Information is power--but only if it is organized in a form that we can easily understand and use. Enter "You Are Here," a new project from MIT Media Lab's Social Computing Group that aims to repackage urban data into 10,000 beautiful, user-friendly city maps to inspire social change. Arguably one of the most ambitious online mapping projects we've ever seen, this massive undertaking will comprise 100 maps for 100 different cities, each a visualization of data points on everything from street greenery to bicycle accidents. The hope, says the group, is that these maps will “empower people to make their city--and therefore the world--a more beautiful place."
The project, which launched at the start of April, brings together a diverse team of computer scientists, mathematicians, artists, designers, and educators.
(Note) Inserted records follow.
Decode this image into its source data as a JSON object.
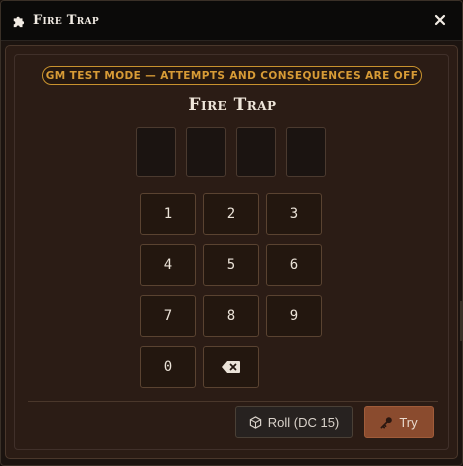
{
  "window": {
    "title": "Fire Trap",
    "title_icon": "puzzle-piece-icon",
    "close_icon": "close-icon"
  },
  "panel": {
    "gm_notice": "GM TEST MODE — ATTEMPTS AND CONSEQUENCES ARE OFF",
    "trap_title": "Fire Trap",
    "code_slots": [
      "",
      "",
      "",
      ""
    ],
    "keys": [
      "1",
      "2",
      "3",
      "4",
      "5",
      "6",
      "7",
      "8",
      "9",
      "0"
    ],
    "backspace_icon": "backspace-icon"
  },
  "actions": {
    "roll_label": "Roll (DC 15)",
    "roll_icon": "dice-icon",
    "try_label": "Try",
    "try_icon": "key-icon"
  },
  "colors": {
    "accent_gold": "#d79b36",
    "try_button": "#8a4b2e",
    "panel_bg": "#2b1c15"
  }
}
Thus far, they’ve mapped the locations of independent coffee shops in high-density cities, bike crash data, and most recently, street greenery in various high-density cities such as San Francisco and Washington, D.C. The group hopes that these maps will inspire people to better their cities. The bike accident maps, for instance, can help urban planners and city officials determine the next location for separate bike lanes and the greenery maps can inspire local residents to plant more trees in areas where there are none.
The maps are also more than just an exercise in compiling data–they are art. For instance, the maps of independent coffee shop and their walkingshed communities are rendered as beautiful splashes of watercolor. Data is aggregated from multiple references from Google Street View to police reports and the sources are listed in the About section of each map. At its current production pace of at least one map a day, the project will finish in 27 years at the latest.